TASK: Lines holding the word "Subdivision" in the material below: count them and write the number alone.

TASK INPUT:
_____
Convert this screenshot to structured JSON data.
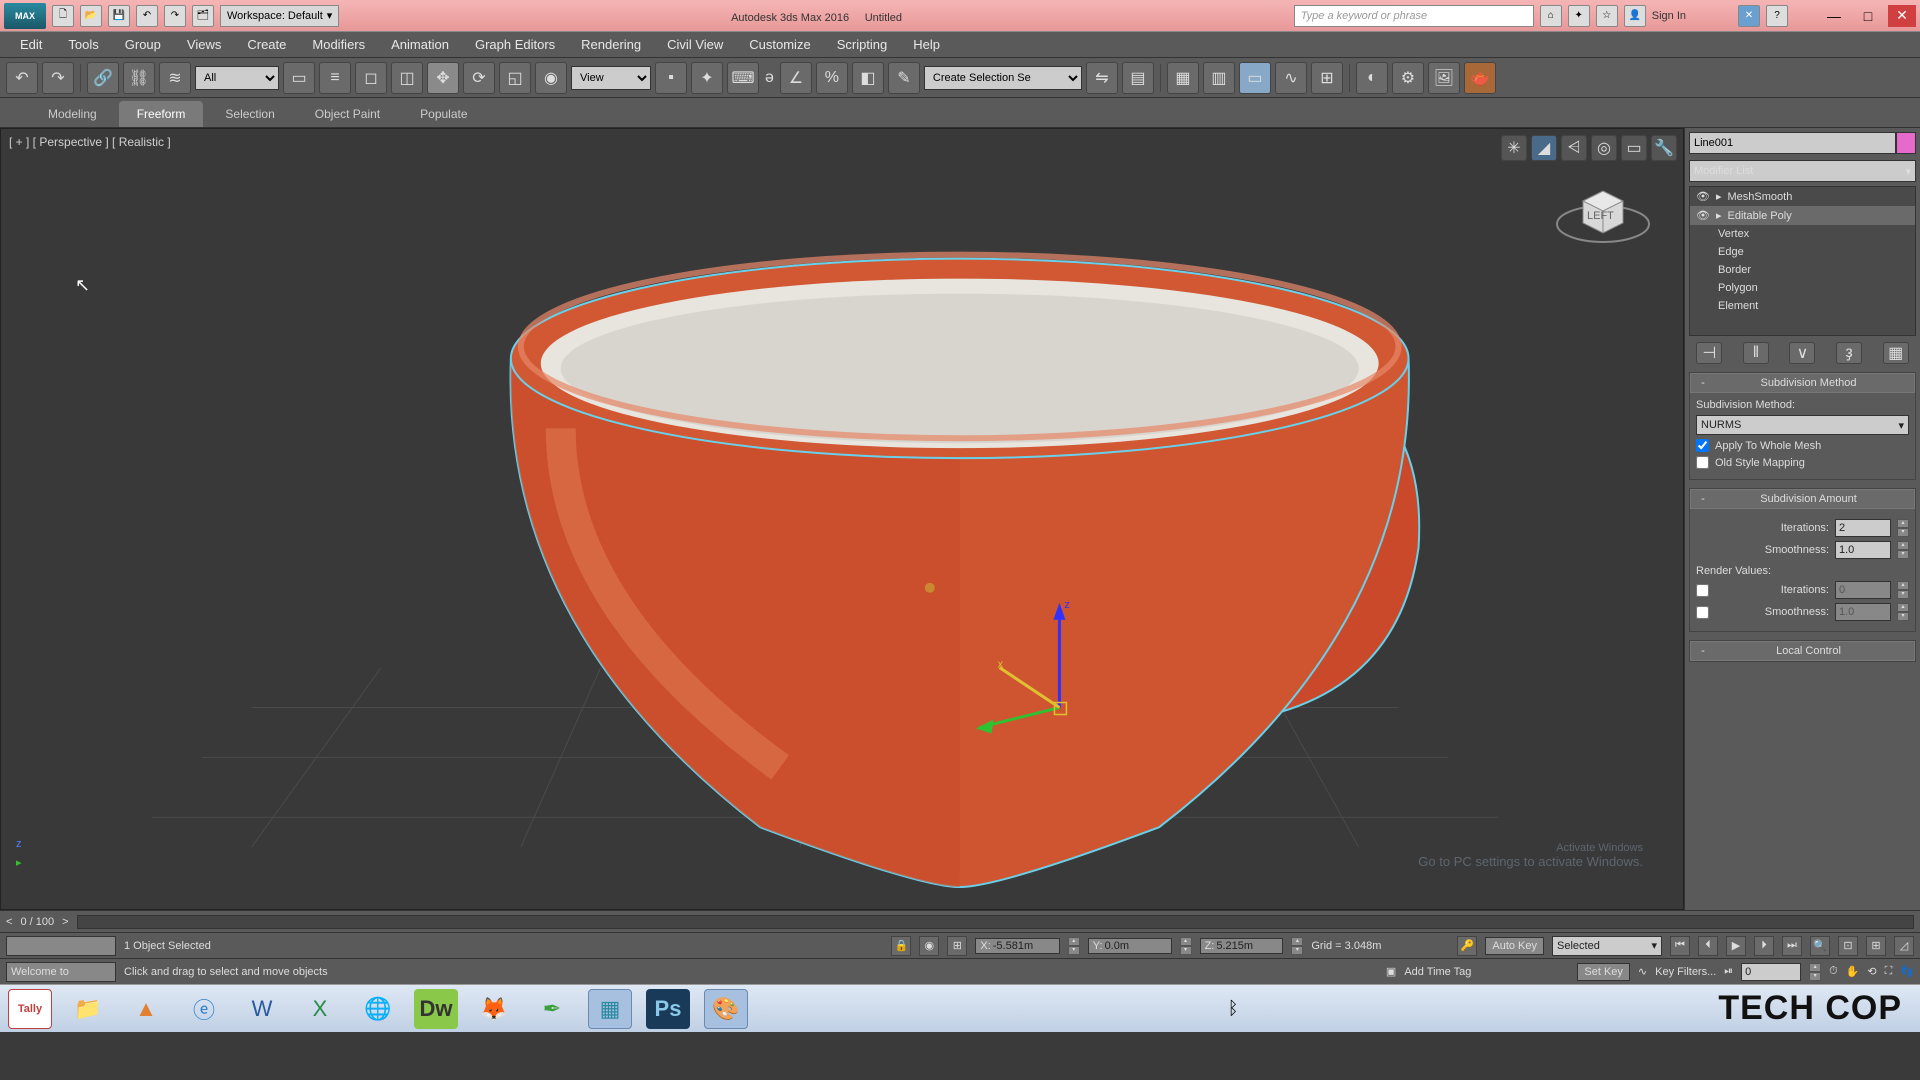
{
  "titlebar": {
    "app_logo": "MAX",
    "workspace_label": "Workspace: Default",
    "app_name": "Autodesk 3ds Max 2016",
    "doc_title": "Untitled",
    "search_placeholder": "Type a keyword or phrase",
    "signin": "Sign In"
  },
  "menu": [
    "Edit",
    "Tools",
    "Group",
    "Views",
    "Create",
    "Modifiers",
    "Animation",
    "Graph Editors",
    "Rendering",
    "Civil View",
    "Customize",
    "Scripting",
    "Help"
  ],
  "toolbar": {
    "filter_all": "All",
    "refcoord": "View",
    "named_sel": "Create Selection Se"
  },
  "ribbon": [
    "Modeling",
    "Freeform",
    "Selection",
    "Object Paint",
    "Populate"
  ],
  "ribbon_active": 1,
  "viewport": {
    "label": "[ + ] [ Perspective ] [ Realistic ]",
    "activate_title": "Activate Windows",
    "activate_sub": "Go to PC settings to activate Windows."
  },
  "panel": {
    "object_name": "Line001",
    "modifier_list_label": "Modifier List",
    "stack": [
      {
        "label": "MeshSmooth",
        "level": 0,
        "sel": false,
        "icons": true
      },
      {
        "label": "Editable Poly",
        "level": 0,
        "sel": true,
        "icons": true
      },
      {
        "label": "Vertex",
        "level": 1,
        "sel": false
      },
      {
        "label": "Edge",
        "level": 1,
        "sel": false
      },
      {
        "label": "Border",
        "level": 1,
        "sel": false
      },
      {
        "label": "Polygon",
        "level": 1,
        "sel": false
      },
      {
        "label": "Element",
        "level": 1,
        "sel": false
      }
    ],
    "rollout_sub_method": "Subdivision Method",
    "sub_method_label": "Subdivision Method:",
    "sub_method_value": "NURMS",
    "apply_whole": "Apply To Whole Mesh",
    "old_style": "Old Style Mapping",
    "rollout_sub_amount": "Subdivision Amount",
    "iterations_label": "Iterations:",
    "iterations_value": "2",
    "smoothness_label": "Smoothness:",
    "smoothness_value": "1.0",
    "render_values_label": "Render Values:",
    "r_iterations_label": "Iterations:",
    "r_iterations_value": "0",
    "r_smoothness_label": "Smoothness:",
    "r_smoothness_value": "1.0",
    "rollout_local": "Local Control"
  },
  "timeline": {
    "frame_display": "0 / 100"
  },
  "status": {
    "selection_info": "1 Object Selected",
    "x_label": "X:",
    "x_val": "-5.581m",
    "y_label": "Y:",
    "y_val": "0.0m",
    "z_label": "Z:",
    "z_val": "5.215m",
    "grid": "Grid = 3.048m",
    "autokey": "Auto Key",
    "setkey": "Set Key",
    "selected_mode": "Selected",
    "keyfilters": "Key Filters...",
    "welcome": "Welcome to",
    "prompt": "Click and drag to select and move objects",
    "addtimetag": "Add Time Tag",
    "frame_current": "0"
  },
  "watermark": "TECH COP"
}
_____
OUTPUT: 3